With the military’s financial future unclear, officials must step to the fore and lead, the vice chairman of the Joint Chiefs of Staff said in Arlington, Va., Sept, 12.
Speaking at the Association of the United States Army’s Gen. Bernard W. Rogers Strategic Issues Forum lecture series, Navy Adm. James A. “Sandy” Winnefeld Jr. detailed the problems facing the military.
“As we prepare to step onto the shaky financial field of the future, we find ourselves with no idea how much money the Defense Department is going to have in 2014, much less beyond,” he said.
Adding, “[We have] no idea when we’re going to know how much we’re going to have, and no idea what the rules are going to be when we find out.”
All this has a deleterious effect on national security, the admiral said. “We don’t have the luxury of muttering what a shame it all is and blaming the other side,” Winnefeld added.
“We have to defend our nation.”
The military will get through this if it uses two fundamentally important weapons, the vice chairman said.
The first is “courageous and effective leaders able and willing to face the new realities of this evolving security environment, and able to lead change,” he said.
Leaders must confront reality, he added, and cannot just wish the situation was different or that a different dynamic is at play. Leaders must take the world as it is, recognize the changes and understand what they can do to still reach their goals, he said.
The second “weapon” is an intellectual framework that guides decisions.
“My sense is this framework finds its most solid foundation when we strike a proper balance among the three elements of strategy, namely our national security ends, or interests, and the threats thereto; the military ways we go about defending those interests; and the financial means we shape into the military tools of capability, capacity, and readiness to defend those interests,” Winnefeld said.
Each set of leaders has to redefine the balance of these three legs of strategy and leaders today must do the same, the he said.

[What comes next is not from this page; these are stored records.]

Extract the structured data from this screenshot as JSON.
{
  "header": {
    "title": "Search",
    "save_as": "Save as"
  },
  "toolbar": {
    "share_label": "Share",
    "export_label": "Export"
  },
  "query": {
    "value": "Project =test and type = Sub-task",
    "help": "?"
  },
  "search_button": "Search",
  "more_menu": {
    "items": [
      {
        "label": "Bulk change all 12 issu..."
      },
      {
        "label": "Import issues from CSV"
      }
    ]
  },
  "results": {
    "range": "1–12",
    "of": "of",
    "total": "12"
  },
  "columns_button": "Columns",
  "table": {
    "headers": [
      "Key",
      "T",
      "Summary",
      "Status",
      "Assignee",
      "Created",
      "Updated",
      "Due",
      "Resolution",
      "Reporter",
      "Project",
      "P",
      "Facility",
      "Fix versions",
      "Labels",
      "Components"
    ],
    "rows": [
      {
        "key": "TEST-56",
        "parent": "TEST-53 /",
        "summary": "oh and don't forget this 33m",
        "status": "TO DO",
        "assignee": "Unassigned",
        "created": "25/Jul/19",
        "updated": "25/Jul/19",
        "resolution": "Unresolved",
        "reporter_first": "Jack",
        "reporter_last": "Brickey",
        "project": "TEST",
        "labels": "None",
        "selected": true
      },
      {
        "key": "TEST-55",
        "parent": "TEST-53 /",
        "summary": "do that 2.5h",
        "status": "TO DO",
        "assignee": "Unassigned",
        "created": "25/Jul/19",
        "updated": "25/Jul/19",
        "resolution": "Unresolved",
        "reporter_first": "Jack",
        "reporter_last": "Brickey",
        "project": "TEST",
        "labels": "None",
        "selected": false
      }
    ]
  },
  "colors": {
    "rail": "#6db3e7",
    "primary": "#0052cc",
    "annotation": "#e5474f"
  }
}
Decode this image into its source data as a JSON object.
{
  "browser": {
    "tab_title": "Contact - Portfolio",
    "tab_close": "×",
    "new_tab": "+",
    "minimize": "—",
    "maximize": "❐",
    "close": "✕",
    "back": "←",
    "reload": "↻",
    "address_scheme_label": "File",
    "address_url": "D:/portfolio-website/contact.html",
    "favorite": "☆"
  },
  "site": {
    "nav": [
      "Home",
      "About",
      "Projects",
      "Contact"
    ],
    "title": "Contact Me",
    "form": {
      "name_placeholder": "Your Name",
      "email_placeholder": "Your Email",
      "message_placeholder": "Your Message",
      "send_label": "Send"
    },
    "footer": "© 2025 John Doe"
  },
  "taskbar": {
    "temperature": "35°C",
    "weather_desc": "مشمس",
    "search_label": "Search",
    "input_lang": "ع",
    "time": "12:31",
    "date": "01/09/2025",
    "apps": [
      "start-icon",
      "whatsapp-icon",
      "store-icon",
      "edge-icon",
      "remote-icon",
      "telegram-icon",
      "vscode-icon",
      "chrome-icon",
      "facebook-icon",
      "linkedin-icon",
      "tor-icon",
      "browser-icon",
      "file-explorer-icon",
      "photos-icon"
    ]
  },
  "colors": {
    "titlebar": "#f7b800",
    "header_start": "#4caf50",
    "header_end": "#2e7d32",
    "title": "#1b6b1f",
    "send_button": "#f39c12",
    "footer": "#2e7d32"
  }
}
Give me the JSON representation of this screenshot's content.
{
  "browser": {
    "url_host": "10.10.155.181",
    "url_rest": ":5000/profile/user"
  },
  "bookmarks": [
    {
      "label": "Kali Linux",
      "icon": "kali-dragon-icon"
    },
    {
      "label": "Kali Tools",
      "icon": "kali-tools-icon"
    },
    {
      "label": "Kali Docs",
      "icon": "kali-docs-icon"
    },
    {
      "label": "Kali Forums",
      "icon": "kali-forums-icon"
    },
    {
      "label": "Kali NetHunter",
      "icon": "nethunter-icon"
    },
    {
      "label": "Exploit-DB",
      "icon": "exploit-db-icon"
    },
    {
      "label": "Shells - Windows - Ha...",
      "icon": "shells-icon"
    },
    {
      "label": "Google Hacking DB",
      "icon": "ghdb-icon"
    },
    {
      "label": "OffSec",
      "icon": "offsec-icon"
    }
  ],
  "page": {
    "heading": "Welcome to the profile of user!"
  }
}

“Those who would suggest we should just articulate our strategic ends and then simply demand the means to make it happen have never seriously done strategy in the real world,” he said, “and they risk leaving us with a bankrupt strategy if we do so.”
The ends, ways and means of strategy are shifting, and agile leaders must understand this and work with it or “our strategy will be bankrupt and we’ll fail our great nation,” the vice chairman said.
The “ends” part of the equation begins with the idea of protecting the country and finishes with the protection of universal values, he said. This entails the military role in preventing catastrophic attacks, maintaining secure, confident and reliable allies and partners, and protecting American citizens abroad, he explained.
“What changes is the degree to which we can comfortably cover everything on the list, and if not, making sure we can and do cover the most important things,” Winnefeld said.
Priorities and the amount of risk change, he noted. This was at the heart of a risk assessment undertaken by Army Gen. Martin E. Dempsey, chairman of the Joint Chiefs of Staff, Winnefeld said.
“It’s doubly important that we do this now, in a tough fiscal environment, when the operational and investment decisions we need to make will be so tough,” he added.
The “ways” of the department require constant examination also, Winnefeld said.
“First, we owe it to the taxpayer to always search for ways to become more efficient so we can preserve more front-end warfighting capability for every dollar,” he told the audience.
Adding, “We will need help from Congress in giving us freedom to maneuver within our budgets, and by removing a host of restrictions on our ability to become more efficient, such as limitations on our downsizing glideslopes and prohibitions on base closures and a mandated pay and benefits growth glideslope that is out of touch and simply not sustainable.”
Another “ways” imperative is “to look ahead and make sure we’re not stuck in the equilibrium of the past and that we’re preparing for the next fight, not the current or the last fight, or we will become irrelevant or worse,” the he said.
The military is more likely to fight a Desert Storm-type battle than a drawn out counterinsurgency campaign, the vice chairman said.
“I simply don’t know where the security interests of our nation are threatened enough to cause us to lead a future major, extended [counterinsurgency] campaign (COIN),” he added.
“The president himself made it clear in the defense strategic guidance that we will retain some capability for COIN, but only on a limited scale.”
The “means” part of the equation, the vice chairman said, is the one getting the most attention by the public.
“We are all … going to have to make do with fewer means,” he said.